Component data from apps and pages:
.....

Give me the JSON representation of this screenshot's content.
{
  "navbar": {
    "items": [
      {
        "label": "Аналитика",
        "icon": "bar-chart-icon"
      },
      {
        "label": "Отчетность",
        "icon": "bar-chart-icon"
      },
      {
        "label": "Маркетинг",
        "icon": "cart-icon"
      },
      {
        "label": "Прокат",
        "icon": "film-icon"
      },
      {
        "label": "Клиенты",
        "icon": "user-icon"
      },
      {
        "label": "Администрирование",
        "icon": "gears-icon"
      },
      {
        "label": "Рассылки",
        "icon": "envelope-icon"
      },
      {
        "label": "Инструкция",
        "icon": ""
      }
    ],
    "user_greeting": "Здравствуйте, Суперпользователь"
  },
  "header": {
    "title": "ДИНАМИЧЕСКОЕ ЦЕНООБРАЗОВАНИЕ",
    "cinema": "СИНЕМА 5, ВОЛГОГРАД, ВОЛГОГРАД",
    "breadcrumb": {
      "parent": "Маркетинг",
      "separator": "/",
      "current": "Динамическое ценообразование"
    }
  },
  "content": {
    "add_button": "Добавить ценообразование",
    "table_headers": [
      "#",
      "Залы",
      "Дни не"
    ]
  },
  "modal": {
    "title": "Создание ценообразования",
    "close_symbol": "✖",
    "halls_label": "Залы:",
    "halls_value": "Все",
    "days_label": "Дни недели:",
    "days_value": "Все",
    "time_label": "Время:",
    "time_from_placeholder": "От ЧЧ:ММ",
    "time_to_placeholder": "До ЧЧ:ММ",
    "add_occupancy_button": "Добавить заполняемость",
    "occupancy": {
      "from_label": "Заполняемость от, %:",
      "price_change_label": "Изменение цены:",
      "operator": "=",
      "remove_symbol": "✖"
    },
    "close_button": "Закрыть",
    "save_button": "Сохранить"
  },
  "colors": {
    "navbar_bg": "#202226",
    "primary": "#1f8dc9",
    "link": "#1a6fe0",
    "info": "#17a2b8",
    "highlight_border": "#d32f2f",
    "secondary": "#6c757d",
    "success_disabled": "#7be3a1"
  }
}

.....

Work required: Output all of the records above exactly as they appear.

Written solution:
Give me the JSON representation of this screenshot's content.
{
  "navbar": {
    "items": [
      {
        "label": "Аналитика",
        "icon": "bar-chart-icon"
      },
      {
        "label": "Отчетность",
        "icon": "bar-chart-icon"
      },
      {
        "label": "Маркетинг",
        "icon": "cart-icon"
      },
      {
        "label": "Прокат",
        "icon": "film-icon"
      },
      {
        "label": "Клиенты",
        "icon": "user-icon"
      },
      {
        "label": "Администрирование",
        "icon": "gears-icon"
      },
      {
        "label": "Рассылки",
        "icon": "envelope-icon"
      },
      {
        "label": "Инструкция",
        "icon": ""
      }
    ],
    "user_greeting": "Здравствуйте, Суперпользователь"
  },
  "header": {
    "title": "ДИНАМИЧЕСКОЕ ЦЕНООБРАЗОВАНИЕ",
    "cinema": "СИНЕМА 5, ВОЛГОГРАД, ВОЛГОГРАД",
    "breadcrumb": {
      "parent": "Маркетинг",
      "separator": "/",
      "current": "Динамическое ценообразование"
    }
  },
  "content": {
    "add_button": "Добавить ценообразование",
    "table_headers": [
      "#",
      "Залы",
      "Дни не"
    ]
  },
  "modal": {
    "title": "Создание ценообразования",
    "close_symbol": "✖",
    "halls_label": "Залы:",
    "halls_value": "Все",
    "days_label": "Дни недели:",
    "days_value": "Все",
    "time_label": "Время:",
    "time_from_placeholder": "От ЧЧ:ММ",
    "time_to_placeholder": "До ЧЧ:ММ",
    "add_occupancy_button": "Добавить заполняемость",
    "occupancy": {
      "from_label": "Заполняемость от, %:",
      "price_change_label": "Изменение цены:",
      "operator": "=",
      "remove_symbol": "✖"
    },
    "close_button": "Закрыть",
    "save_button": "Сохранить"
  },
  "colors": {
    "navbar_bg": "#202226",
    "primary": "#1f8dc9",
    "link": "#1a6fe0",
    "info": "#17a2b8",
    "highlight_border": "#d32f2f",
    "secondary": "#6c757d",
    "success_disabled": "#7be3a1"
  }
}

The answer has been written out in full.